Show every line in the records below that contains the word "ignoreCase".
START DATASET EXTRACT
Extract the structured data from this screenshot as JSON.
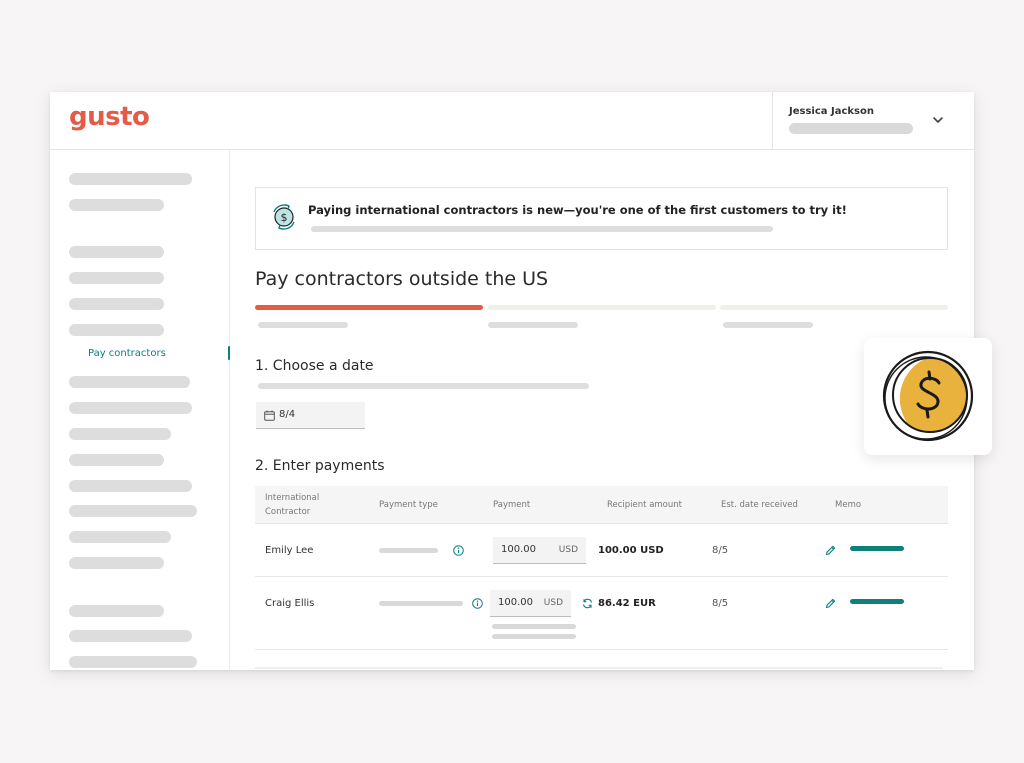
{
  "app": {
    "logo_text": "gusto",
    "brand_color": "#e35c47",
    "accent_color": "#0a7f86"
  },
  "header": {
    "user_name": "Jessica Jackson",
    "menu_icon": "chevron-down-icon"
  },
  "sidebar": {
    "active_item": "Pay contractors"
  },
  "banner": {
    "icon": "currency-exchange-icon",
    "message": "Paying international contractors is new—you're one of the first customers to try it!"
  },
  "page": {
    "title": "Pay contractors outside the US"
  },
  "steps": {
    "current_step": 1,
    "total_steps": 3
  },
  "section_date": {
    "title": "1. Choose a date",
    "date_value": "8/4",
    "icon": "calendar-icon"
  },
  "section_payments": {
    "title": "2. Enter payments",
    "columns": {
      "contractor_line1": "International",
      "contractor_line2": "Contractor",
      "payment_type": "Payment type",
      "payment": "Payment",
      "recipient_amount": "Recipient amount",
      "est_date": "Est. date received",
      "memo": "Memo"
    },
    "rows": [
      {
        "name": "Emily Lee",
        "payment_amount": "100.00",
        "payment_currency": "USD",
        "recipient_amount": "100.00 USD",
        "est_date": "8/5"
      },
      {
        "name": "Craig Ellis",
        "payment_amount": "100.00",
        "payment_currency": "USD",
        "recipient_amount": "86.42 EUR",
        "est_date": "8/5"
      }
    ]
  },
  "decoration": {
    "icon": "dollar-coin-icon",
    "coin_color": "#e8b23c"
  }
}
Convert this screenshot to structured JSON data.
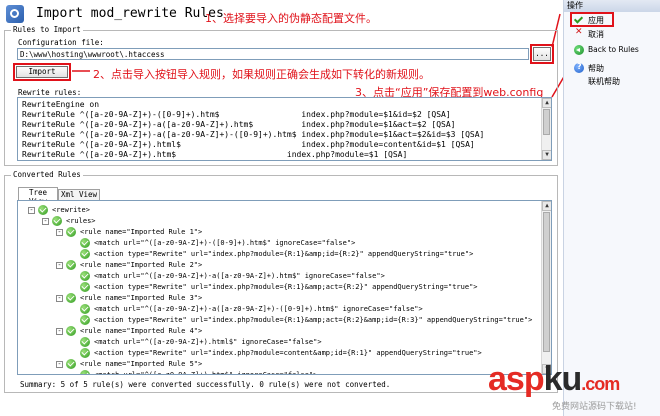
{
  "window": {
    "title": "Import mod_rewrite Rules"
  },
  "annotations": [
    "1、选择要导入的伪静态配置文件。",
    "2、点击导入按钮导入规则，如果规则正确会生成如下转化的新规则。",
    "3、点击“应用”保存配置到web.config"
  ],
  "import_group": {
    "legend": "Rules to Import",
    "config_label": "Configuration file:",
    "config_value": "D:\\www\\hosting\\wwwroot\\.htaccess",
    "browse_label": "...",
    "import_label": "Import",
    "rewrite_label": "Rewrite rules:",
    "rewrite_lines": [
      "RewriteEngine on",
      "RewriteRule ^([a-z0-9A-Z]+)-([0-9]+).htm$                 index.php?module=$1&id=$2 [QSA]",
      "RewriteRule ^([a-z0-9A-Z]+)-a([a-z0-9A-Z]+).htm$          index.php?module=$1&act=$2 [QSA]",
      "RewriteRule ^([a-z0-9A-Z]+)-a([a-z0-9A-Z]+)-([0-9]+).htm$ index.php?module=$1&act=$2&id=$3 [QSA]",
      "RewriteRule ^([a-z0-9A-Z]+).html$                         index.php?module=content&id=$1 [QSA]",
      "RewriteRule ^([a-z0-9A-Z]+).htm$                       index.php?module=$1 [QSA]"
    ]
  },
  "converted_group": {
    "legend": "Converted Rules",
    "tabs": [
      "Tree View",
      "Xml View"
    ],
    "tree": [
      {
        "depth": 0,
        "expander": "-",
        "text": "<rewrite>"
      },
      {
        "depth": 1,
        "expander": "-",
        "text": "<rules>"
      },
      {
        "depth": 2,
        "expander": "-",
        "text": "<rule name=\"Imported Rule 1\">"
      },
      {
        "depth": 3,
        "expander": "",
        "text": "<match url=\"^([a-z0-9A-Z]+)-([0-9]+).htm$\" ignoreCase=\"false\">"
      },
      {
        "depth": 3,
        "expander": "",
        "text": "<action type=\"Rewrite\" url=\"index.php?module={R:1}&amp;id={R:2}\" appendQueryString=\"true\">"
      },
      {
        "depth": 2,
        "expander": "-",
        "text": "<rule name=\"Imported Rule 2\">"
      },
      {
        "depth": 3,
        "expander": "",
        "text": "<match url=\"^([a-z0-9A-Z]+)-a([a-z0-9A-Z]+).htm$\" ignoreCase=\"false\">"
      },
      {
        "depth": 3,
        "expander": "",
        "text": "<action type=\"Rewrite\" url=\"index.php?module={R:1}&amp;act={R:2}\" appendQueryString=\"true\">"
      },
      {
        "depth": 2,
        "expander": "-",
        "text": "<rule name=\"Imported Rule 3\">"
      },
      {
        "depth": 3,
        "expander": "",
        "text": "<match url=\"^([a-z0-9A-Z]+)-a([a-z0-9A-Z]+)-([0-9]+).htm$\" ignoreCase=\"false\">"
      },
      {
        "depth": 3,
        "expander": "",
        "text": "<action type=\"Rewrite\" url=\"index.php?module={R:1}&amp;act={R:2}&amp;id={R:3}\" appendQueryString=\"true\">"
      },
      {
        "depth": 2,
        "expander": "-",
        "text": "<rule name=\"Imported Rule 4\">"
      },
      {
        "depth": 3,
        "expander": "",
        "text": "<match url=\"^([a-z0-9A-Z]+).html$\" ignoreCase=\"false\">"
      },
      {
        "depth": 3,
        "expander": "",
        "text": "<action type=\"Rewrite\" url=\"index.php?module=content&amp;id={R:1}\" appendQueryString=\"true\">"
      },
      {
        "depth": 2,
        "expander": "-",
        "text": "<rule name=\"Imported Rule 5\">"
      },
      {
        "depth": 3,
        "expander": "",
        "text": "<match url=\"^([a-z0-9A-Z]+).htm$\" ignoreCase=\"false\">"
      }
    ],
    "summary": "Summary: 5 of 5 rule(s) were converted successfully. 0 rule(s) were not converted."
  },
  "actions": {
    "header": "操作",
    "apply": "应用",
    "cancel": "取消",
    "back": "Back to Rules",
    "help": "帮助",
    "online_help": "联机帮助"
  },
  "watermark": {
    "brand_a": "asp",
    "brand_b": "ku",
    "brand_c": ".com",
    "tagline": "免费网站源码下载站!"
  },
  "colors": {
    "annotation": "#e0121a",
    "ok": "#2f9a1f"
  },
  "icons": {
    "title": "rewrite-module-icon",
    "node": "check-circle-icon",
    "help": "help-icon",
    "back": "back-arrow-icon",
    "apply": "apply-check-icon",
    "cancel": "cancel-x-icon"
  }
}
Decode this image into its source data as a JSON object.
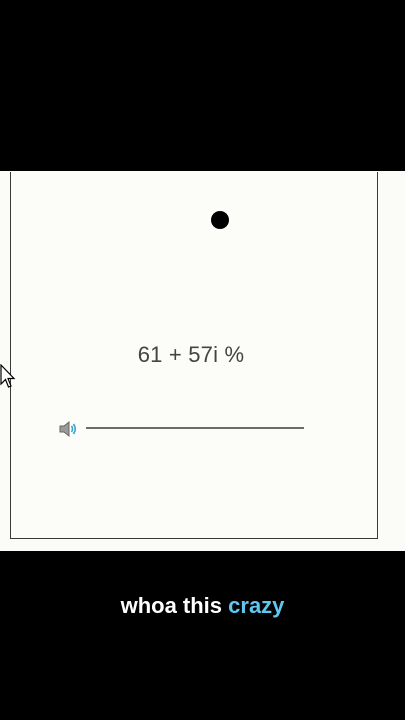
{
  "app": {
    "volume_text": "61 + 57i %",
    "volume_level_fraction": 1.0
  },
  "icons": {
    "speaker": "speaker-icon",
    "cursor": "mouse-pointer-icon"
  },
  "caption": {
    "prefix": "whoa this ",
    "highlight": "crazy"
  },
  "colors": {
    "caption_highlight": "#5ec8f0",
    "caption_text": "#ffffff",
    "ball": "#000000",
    "speaker_wave": "#3aa0c8"
  }
}
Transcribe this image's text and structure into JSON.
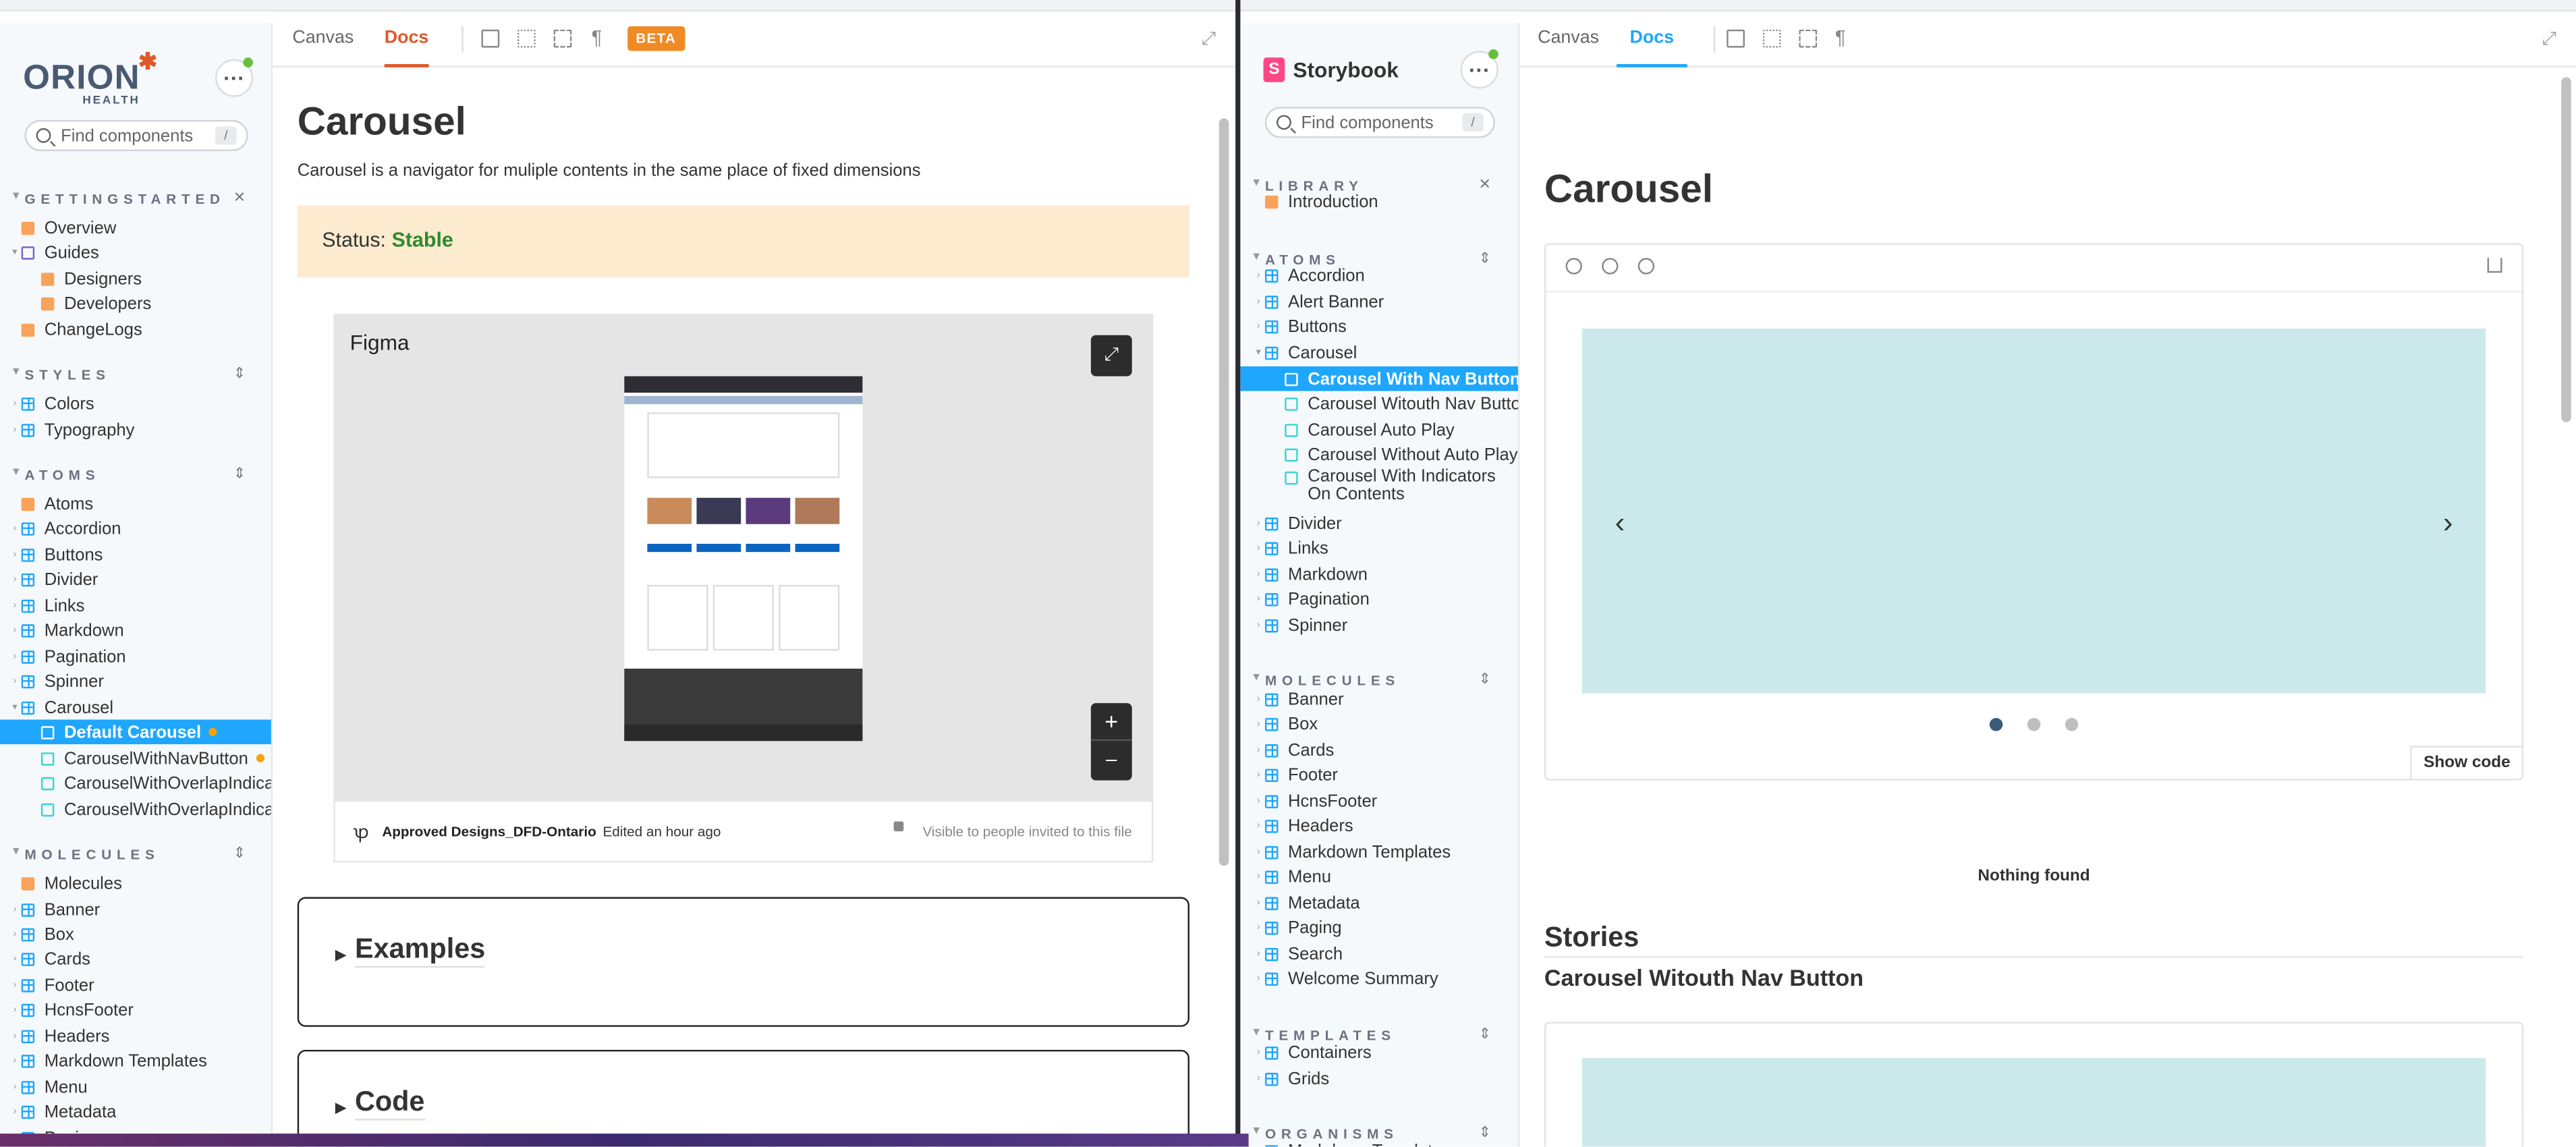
{
  "left": {
    "logo_text": "ORION",
    "logo_sub": "HEALTH",
    "search_placeholder": "Find components",
    "search_shortcut": "/",
    "tabs": {
      "canvas": "Canvas",
      "docs": "Docs"
    },
    "beta_badge": "BETA",
    "sections": [
      {
        "title": "GETTINGSTARTED",
        "items": [
          {
            "label": "Overview",
            "icon": "doc-icon"
          },
          {
            "label": "Guides",
            "icon": "folder-icon"
          },
          {
            "label": "Designers",
            "icon": "doc-icon"
          },
          {
            "label": "Developers",
            "icon": "doc-icon"
          },
          {
            "label": "ChangeLogs",
            "icon": "doc-icon"
          }
        ]
      },
      {
        "title": "STYLES",
        "items": [
          {
            "label": "Colors",
            "icon": "component-icon"
          },
          {
            "label": "Typography",
            "icon": "component-icon"
          }
        ]
      },
      {
        "title": "ATOMS",
        "items": [
          {
            "label": "Atoms",
            "icon": "doc-icon"
          },
          {
            "label": "Accordion",
            "icon": "component-icon"
          },
          {
            "label": "Buttons",
            "icon": "component-icon"
          },
          {
            "label": "Divider",
            "icon": "component-icon"
          },
          {
            "label": "Links",
            "icon": "component-icon"
          },
          {
            "label": "Markdown",
            "icon": "component-icon"
          },
          {
            "label": "Pagination",
            "icon": "component-icon"
          },
          {
            "label": "Spinner",
            "icon": "component-icon"
          },
          {
            "label": "Carousel",
            "icon": "component-icon"
          },
          {
            "label": "Default Carousel",
            "icon": "story-icon"
          },
          {
            "label": "CarouselWithNavButton",
            "icon": "story-icon"
          },
          {
            "label": "CarouselWithOverlapIndicato",
            "icon": "story-icon"
          },
          {
            "label": "CarouselWithOverlapIndicato",
            "icon": "story-icon"
          }
        ]
      },
      {
        "title": "MOLECULES",
        "items": [
          {
            "label": "Molecules",
            "icon": "doc-icon"
          },
          {
            "label": "Banner",
            "icon": "component-icon"
          },
          {
            "label": "Box",
            "icon": "component-icon"
          },
          {
            "label": "Cards",
            "icon": "component-icon"
          },
          {
            "label": "Footer",
            "icon": "component-icon"
          },
          {
            "label": "HcnsFooter",
            "icon": "component-icon"
          },
          {
            "label": "Headers",
            "icon": "component-icon"
          },
          {
            "label": "Markdown Templates",
            "icon": "component-icon"
          },
          {
            "label": "Menu",
            "icon": "component-icon"
          },
          {
            "label": "Metadata",
            "icon": "component-icon"
          },
          {
            "label": "Paging",
            "icon": "component-icon"
          }
        ]
      }
    ],
    "doc": {
      "title": "Carousel",
      "description": "Carousel is a navigator for muliple contents in the same place of fixed dimensions",
      "status_label": "Status:",
      "status_value": "Stable",
      "figma_title": "Figma",
      "figma_file": "Approved Designs_DFD-Ontario",
      "figma_edited": "Edited an hour ago",
      "figma_visibility": "Visible to people invited to this file",
      "zoom_in": "+",
      "zoom_out": "–",
      "examples_heading": "Examples",
      "code_heading": "Code"
    }
  },
  "right": {
    "logo_text": "Storybook",
    "search_placeholder": "Find components",
    "search_shortcut": "/",
    "tabs": {
      "canvas": "Canvas",
      "docs": "Docs"
    },
    "sections": [
      {
        "title": "LIBRARY",
        "items": [
          {
            "label": "Introduction",
            "icon": "doc-icon"
          }
        ]
      },
      {
        "title": "ATOMS",
        "items": [
          {
            "label": "Accordion",
            "icon": "component-icon"
          },
          {
            "label": "Alert Banner",
            "icon": "component-icon"
          },
          {
            "label": "Buttons",
            "icon": "component-icon"
          },
          {
            "label": "Carousel",
            "icon": "component-icon"
          },
          {
            "label": "Carousel With Nav Button",
            "icon": "story-icon"
          },
          {
            "label": "Carousel Witouth Nav Button",
            "icon": "story-icon"
          },
          {
            "label": "Carousel Auto Play",
            "icon": "story-icon"
          },
          {
            "label": "Carousel Without Auto Play",
            "icon": "story-icon"
          },
          {
            "label": "Carousel With Indicators On Contents",
            "icon": "story-icon"
          },
          {
            "label": "Divider",
            "icon": "component-icon"
          },
          {
            "label": "Links",
            "icon": "component-icon"
          },
          {
            "label": "Markdown",
            "icon": "component-icon"
          },
          {
            "label": "Pagination",
            "icon": "component-icon"
          },
          {
            "label": "Spinner",
            "icon": "component-icon"
          }
        ]
      },
      {
        "title": "MOLECULES",
        "items": [
          {
            "label": "Banner",
            "icon": "component-icon"
          },
          {
            "label": "Box",
            "icon": "component-icon"
          },
          {
            "label": "Cards",
            "icon": "component-icon"
          },
          {
            "label": "Footer",
            "icon": "component-icon"
          },
          {
            "label": "HcnsFooter",
            "icon": "component-icon"
          },
          {
            "label": "Headers",
            "icon": "component-icon"
          },
          {
            "label": "Markdown Templates",
            "icon": "component-icon"
          },
          {
            "label": "Menu",
            "icon": "component-icon"
          },
          {
            "label": "Metadata",
            "icon": "component-icon"
          },
          {
            "label": "Paging",
            "icon": "component-icon"
          },
          {
            "label": "Search",
            "icon": "component-icon"
          },
          {
            "label": "Welcome Summary",
            "icon": "component-icon"
          }
        ]
      },
      {
        "title": "TEMPLATES",
        "items": [
          {
            "label": "Containers",
            "icon": "component-icon"
          },
          {
            "label": "Grids",
            "icon": "component-icon"
          }
        ]
      },
      {
        "title": "ORGANISMS",
        "items": [
          {
            "label": "Markdown Templates",
            "icon": "component-icon"
          }
        ]
      }
    ],
    "doc": {
      "title": "Carousel",
      "show_code": "Show code",
      "nothing_found": "Nothing found",
      "stories_heading": "Stories",
      "story_title": "Carousel Witouth Nav Button",
      "prev_arrow": "‹",
      "next_arrow": "›"
    }
  },
  "colors": {
    "orion_accent": "#e0582a",
    "storybook_accent": "#1ea7fd",
    "status_bg": "#fdebd0",
    "status_green": "#2e8b2e",
    "carousel_bg": "#cbe9ea"
  }
}
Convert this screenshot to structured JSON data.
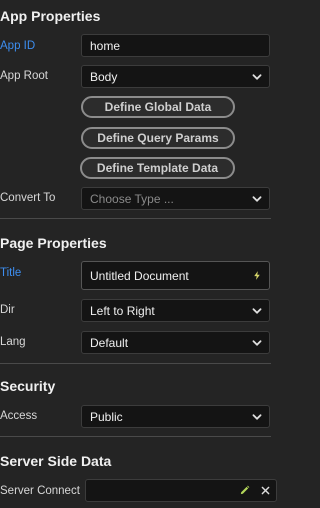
{
  "app_properties": {
    "title": "App Properties",
    "app_id_label": "App ID",
    "app_id_value": "home",
    "app_root_label": "App Root",
    "app_root_value": "Body",
    "define_global_data": "Define Global Data",
    "define_query_params": "Define Query Params",
    "define_template_data": "Define Template Data",
    "convert_to_label": "Convert To",
    "convert_to_placeholder": "Choose Type ..."
  },
  "page_properties": {
    "title": "Page Properties",
    "title_label": "Title",
    "title_value": "Untitled Document",
    "dir_label": "Dir",
    "dir_value": "Left to Right",
    "lang_label": "Lang",
    "lang_value": "Default"
  },
  "security": {
    "title": "Security",
    "access_label": "Access",
    "access_value": "Public"
  },
  "server_side_data": {
    "title": "Server Side Data",
    "server_connect_label": "Server Connect",
    "server_connect_value": ""
  },
  "colors": {
    "background": "#242424",
    "field_background": "#141414",
    "accent_blue": "#3d8ef0",
    "lightning_yellow": "#d6d66a",
    "pencil_green": "#b3d65a"
  },
  "icons": {
    "dropdown": "chevron-down-icon",
    "lightning": "lightning-icon",
    "edit": "pencil-icon",
    "clear": "close-icon"
  }
}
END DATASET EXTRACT
## RESULT BELOW:
        "text": "<match url=\"^([a-z0-9A-Z]+)-([0-9]+).htm$\" ignoreCase=\"false\">"
        "text": "<match url=\"^([a-z0-9A-Z]+)-a([a-z0-9A-Z]+).htm$\" ignoreCase=\"false\">"
        "text": "<match url=\"^([a-z0-9A-Z]+)-a([a-z0-9A-Z]+)-([0-9]+).htm$\" ignoreCase=\"false\">"
        "text": "<match url=\"^([a-z0-9A-Z]+).html$\" ignoreCase=\"false\">"
        "text": "<match url=\"^([a-z0-9A-Z]+).htm$\" ignoreCase=\"false\">"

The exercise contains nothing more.